> ACTIVITY:
Examine each line of the data. Copy the line if it includes the word "JSON".
*** MATERIAL PROVIDED Section Begins ***
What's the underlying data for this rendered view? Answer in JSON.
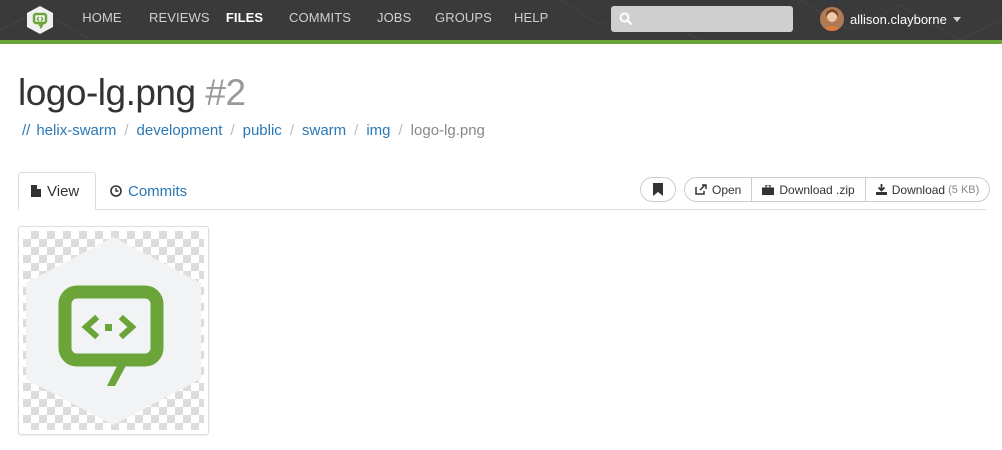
{
  "nav": {
    "items": [
      "HOME",
      "REVIEWS",
      "FILES",
      "COMMITS",
      "JOBS",
      "GROUPS",
      "HELP"
    ],
    "active": "FILES",
    "accent": "#6ba53a",
    "bg": "#3a3a3a"
  },
  "search": {
    "placeholder": ""
  },
  "user": {
    "name": "allison.clayborne"
  },
  "file": {
    "name": "logo-lg.png",
    "revision": "#2"
  },
  "breadcrumb": {
    "root": "//",
    "items": [
      "helix-swarm",
      "development",
      "public",
      "swarm",
      "img"
    ],
    "current": "logo-lg.png"
  },
  "tabs": {
    "view": "View",
    "commits": "Commits"
  },
  "actions": {
    "open": "Open",
    "download_zip": "Download .zip",
    "download": "Download",
    "download_size": "(5 KB)"
  },
  "icons": [
    "swarm-logo-icon",
    "search-icon",
    "bookmark-icon",
    "open-icon",
    "briefcase-icon",
    "download-icon",
    "file-icon",
    "clock-icon"
  ]
}
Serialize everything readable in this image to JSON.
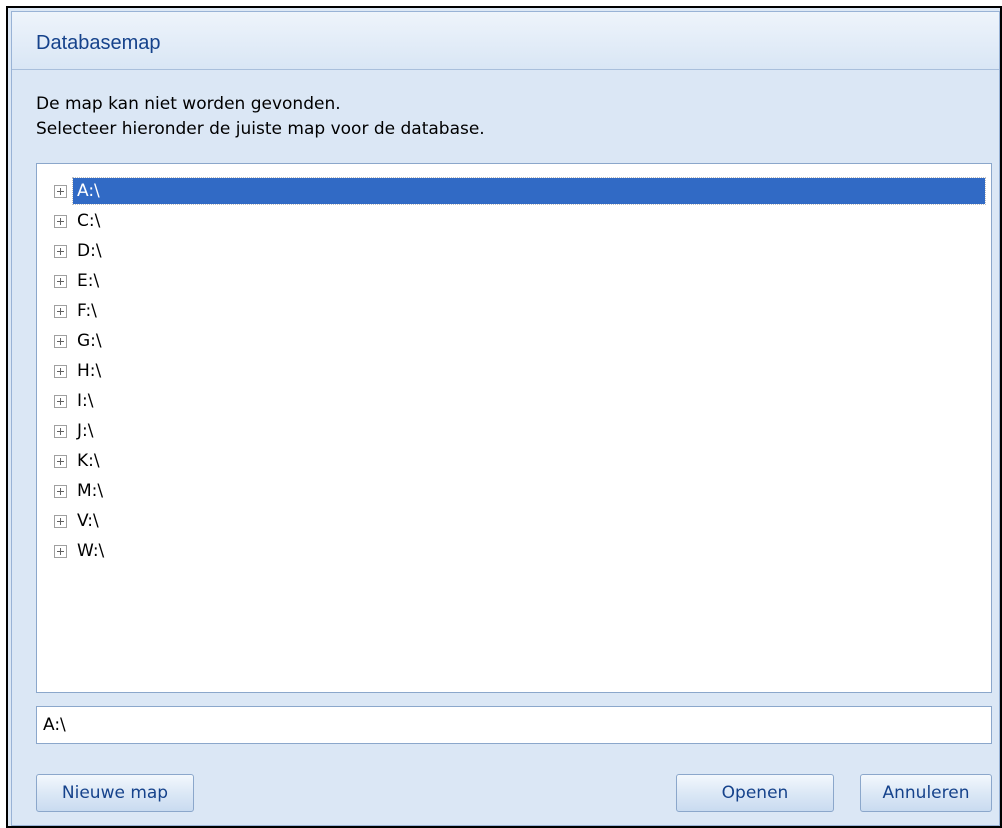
{
  "window": {
    "title": "Databasemap"
  },
  "message": {
    "line1": "De map  kan niet worden gevonden.",
    "line2": "Selecteer hieronder de juiste map voor de database."
  },
  "tree": {
    "items": [
      "A:\\",
      "C:\\",
      "D:\\",
      "E:\\",
      "F:\\",
      "G:\\",
      "H:\\",
      "I:\\",
      "J:\\",
      "K:\\",
      "M:\\",
      "V:\\",
      "W:\\"
    ],
    "selected_index": 0,
    "expander_icon": "plus-box-icon"
  },
  "path_field": {
    "value": "A:\\"
  },
  "buttons": {
    "new_folder": "Nieuwe map",
    "open": "Openen",
    "cancel": "Annuleren"
  },
  "colors": {
    "title": "#15428b",
    "selection": "#316ac5",
    "dialog_background": "#dbe7f5"
  }
}
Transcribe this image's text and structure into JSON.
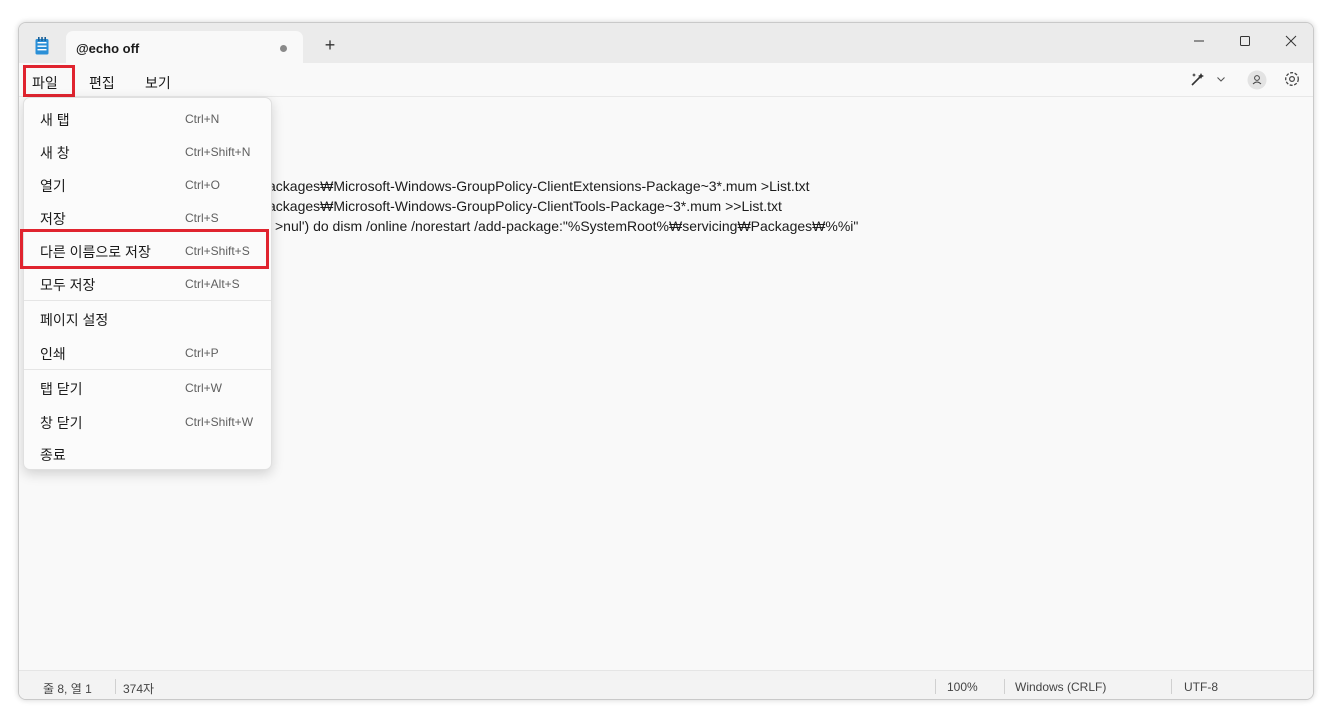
{
  "tab": {
    "title": "@echo off"
  },
  "new_tab_label": "+",
  "menu": {
    "file": "파일",
    "edit": "편집",
    "view": "보기"
  },
  "editor_lines": [
    "ackages₩Microsoft-Windows-GroupPolicy-ClientExtensions-Package~3*.mum >List.txt",
    "ackages₩Microsoft-Windows-GroupPolicy-ClientTools-Package~3*.mum >>List.txt",
    ">nul') do dism /online /norestart /add-package:\"%SystemRoot%₩servicing₩Packages₩%%i\""
  ],
  "file_menu": {
    "items": [
      {
        "label": "새 탭",
        "shortcut": "Ctrl+N"
      },
      {
        "label": "새 창",
        "shortcut": "Ctrl+Shift+N"
      },
      {
        "label": "열기",
        "shortcut": "Ctrl+O"
      },
      {
        "label": "저장",
        "shortcut": "Ctrl+S"
      },
      {
        "label": "다른 이름으로 저장",
        "shortcut": "Ctrl+Shift+S"
      },
      {
        "label": "모두 저장",
        "shortcut": "Ctrl+Alt+S"
      },
      {
        "label": "페이지 설정",
        "shortcut": ""
      },
      {
        "label": "인쇄",
        "shortcut": "Ctrl+P"
      },
      {
        "label": "탭 닫기",
        "shortcut": "Ctrl+W"
      },
      {
        "label": "창 닫기",
        "shortcut": "Ctrl+Shift+W"
      },
      {
        "label": "종료",
        "shortcut": ""
      }
    ]
  },
  "status": {
    "position": "줄 8, 열 1",
    "chars": "374자",
    "zoom": "100%",
    "line_ending": "Windows (CRLF)",
    "encoding": "UTF-8"
  },
  "colors": {
    "highlight": "#e0242f",
    "accent": "#0f6cbd"
  }
}
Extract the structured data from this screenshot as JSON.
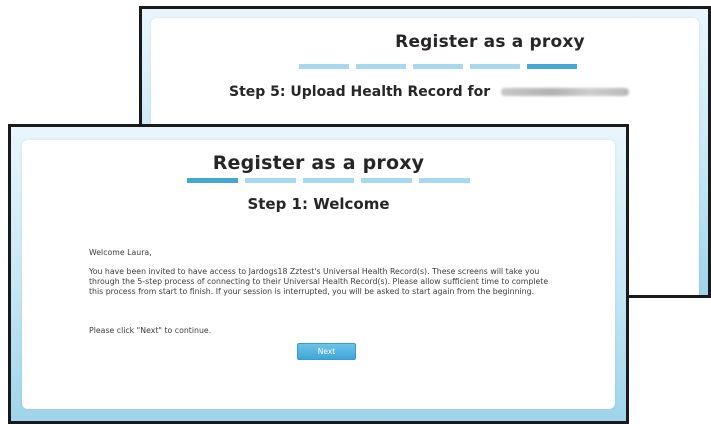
{
  "back_window": {
    "title": "Register as a proxy",
    "step_title": "Step 5: Upload Health Record for",
    "progress": {
      "total_steps": 5,
      "current_step": 5
    }
  },
  "front_window": {
    "title": "Register as a proxy",
    "step_title": "Step 1: Welcome",
    "progress": {
      "total_steps": 5,
      "current_step": 1
    },
    "greeting": "Welcome Laura,",
    "paragraph": "You have been invited to have access to Jardogs18 Zztest's Universal Health Record(s). These screens will take you through the 5-step process of connecting to their Universal Health Record(s). Please allow sufficient time to complete this process from start to finish. If your session is interrupted, you will be asked to start again from the beginning.",
    "instruction": "Please click \"Next\" to continue.",
    "next_button_label": "Next"
  },
  "colors": {
    "progress_active": "#46a6d5",
    "progress_inactive": "#a9d7ef",
    "button": "#3fa6d8",
    "window_border": "#1a1a1a"
  }
}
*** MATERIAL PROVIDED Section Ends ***
> COMPLETED EXERCISE:
What's the underlying data for this rendered view? Answer in JSON.
Serialize everything readable in this image to JSON.
Transcribe this image's text and structure into JSON.
Extract the structured data from this screenshot as JSON.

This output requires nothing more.